WHAT YOU WILL DO:
In the material below, list every line carrying the string "Usage".

DATA EXCERPTS:
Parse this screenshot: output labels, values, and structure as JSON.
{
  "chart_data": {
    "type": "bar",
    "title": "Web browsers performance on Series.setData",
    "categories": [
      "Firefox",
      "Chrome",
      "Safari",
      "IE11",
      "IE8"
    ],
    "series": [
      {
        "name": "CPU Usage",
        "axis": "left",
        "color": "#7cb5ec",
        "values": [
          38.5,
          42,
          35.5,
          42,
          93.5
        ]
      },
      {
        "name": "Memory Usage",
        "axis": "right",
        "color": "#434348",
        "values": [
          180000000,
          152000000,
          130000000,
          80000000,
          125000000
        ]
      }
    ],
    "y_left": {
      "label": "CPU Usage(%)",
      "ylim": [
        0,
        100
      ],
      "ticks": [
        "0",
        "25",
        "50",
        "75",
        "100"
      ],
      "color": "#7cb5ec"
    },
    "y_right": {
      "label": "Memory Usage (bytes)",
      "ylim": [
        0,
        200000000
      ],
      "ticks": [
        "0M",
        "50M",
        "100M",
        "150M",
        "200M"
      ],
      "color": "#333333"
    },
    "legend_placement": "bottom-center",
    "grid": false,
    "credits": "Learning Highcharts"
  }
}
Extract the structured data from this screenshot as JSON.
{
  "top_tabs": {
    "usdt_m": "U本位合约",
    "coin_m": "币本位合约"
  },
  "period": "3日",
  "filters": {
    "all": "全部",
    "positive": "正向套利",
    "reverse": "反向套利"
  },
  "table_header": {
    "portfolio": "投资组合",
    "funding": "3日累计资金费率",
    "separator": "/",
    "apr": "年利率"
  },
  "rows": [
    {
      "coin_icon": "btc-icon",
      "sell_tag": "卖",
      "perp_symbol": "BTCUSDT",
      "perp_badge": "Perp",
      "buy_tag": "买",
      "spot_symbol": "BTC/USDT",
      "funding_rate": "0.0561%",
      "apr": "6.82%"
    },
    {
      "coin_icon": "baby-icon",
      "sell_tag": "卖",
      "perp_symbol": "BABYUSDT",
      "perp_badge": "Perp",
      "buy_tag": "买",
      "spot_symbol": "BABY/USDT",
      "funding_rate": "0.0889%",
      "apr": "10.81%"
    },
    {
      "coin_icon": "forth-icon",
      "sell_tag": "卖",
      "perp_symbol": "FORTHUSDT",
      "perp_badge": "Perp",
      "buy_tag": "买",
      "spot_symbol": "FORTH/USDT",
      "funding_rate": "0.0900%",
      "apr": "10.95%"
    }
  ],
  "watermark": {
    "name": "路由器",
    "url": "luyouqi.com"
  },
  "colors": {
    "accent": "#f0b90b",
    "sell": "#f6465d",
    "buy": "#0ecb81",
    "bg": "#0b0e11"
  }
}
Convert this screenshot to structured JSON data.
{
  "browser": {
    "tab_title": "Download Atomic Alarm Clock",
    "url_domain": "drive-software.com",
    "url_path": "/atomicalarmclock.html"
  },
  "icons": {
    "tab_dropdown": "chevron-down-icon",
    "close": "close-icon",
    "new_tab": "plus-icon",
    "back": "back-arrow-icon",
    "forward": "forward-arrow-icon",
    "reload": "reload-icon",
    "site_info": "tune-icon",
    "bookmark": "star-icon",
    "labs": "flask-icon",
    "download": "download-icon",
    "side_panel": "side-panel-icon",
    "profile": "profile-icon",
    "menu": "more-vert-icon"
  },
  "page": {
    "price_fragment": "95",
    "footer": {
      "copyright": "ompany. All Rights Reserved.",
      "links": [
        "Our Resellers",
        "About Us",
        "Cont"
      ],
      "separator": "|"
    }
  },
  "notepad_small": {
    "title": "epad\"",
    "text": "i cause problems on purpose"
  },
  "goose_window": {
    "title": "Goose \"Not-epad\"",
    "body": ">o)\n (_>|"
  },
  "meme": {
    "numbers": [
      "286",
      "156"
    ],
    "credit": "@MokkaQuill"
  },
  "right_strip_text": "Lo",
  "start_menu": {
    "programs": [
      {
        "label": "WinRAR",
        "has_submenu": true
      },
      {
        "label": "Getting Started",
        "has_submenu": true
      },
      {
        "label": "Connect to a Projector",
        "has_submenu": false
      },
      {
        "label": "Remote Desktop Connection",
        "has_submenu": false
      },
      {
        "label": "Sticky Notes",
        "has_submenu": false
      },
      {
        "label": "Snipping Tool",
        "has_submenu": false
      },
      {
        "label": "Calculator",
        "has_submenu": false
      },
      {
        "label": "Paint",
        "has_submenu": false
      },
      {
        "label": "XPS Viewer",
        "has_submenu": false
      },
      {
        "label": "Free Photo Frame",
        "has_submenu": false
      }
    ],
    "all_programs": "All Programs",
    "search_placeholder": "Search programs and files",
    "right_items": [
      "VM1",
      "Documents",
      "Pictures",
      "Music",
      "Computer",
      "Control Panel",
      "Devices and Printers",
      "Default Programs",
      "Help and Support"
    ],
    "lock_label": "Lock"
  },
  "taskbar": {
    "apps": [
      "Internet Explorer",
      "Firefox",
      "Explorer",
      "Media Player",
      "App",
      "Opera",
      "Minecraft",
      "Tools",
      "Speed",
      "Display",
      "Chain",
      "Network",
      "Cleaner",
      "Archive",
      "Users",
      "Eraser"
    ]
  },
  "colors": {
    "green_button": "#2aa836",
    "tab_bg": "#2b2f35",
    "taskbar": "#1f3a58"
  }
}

EXERCISE OUTPUT:
        "name": "CPU Usage",
        "name": "Memory Usage",
      "label": "CPU Usage(%)",
      "label": "Memory Usage (bytes)",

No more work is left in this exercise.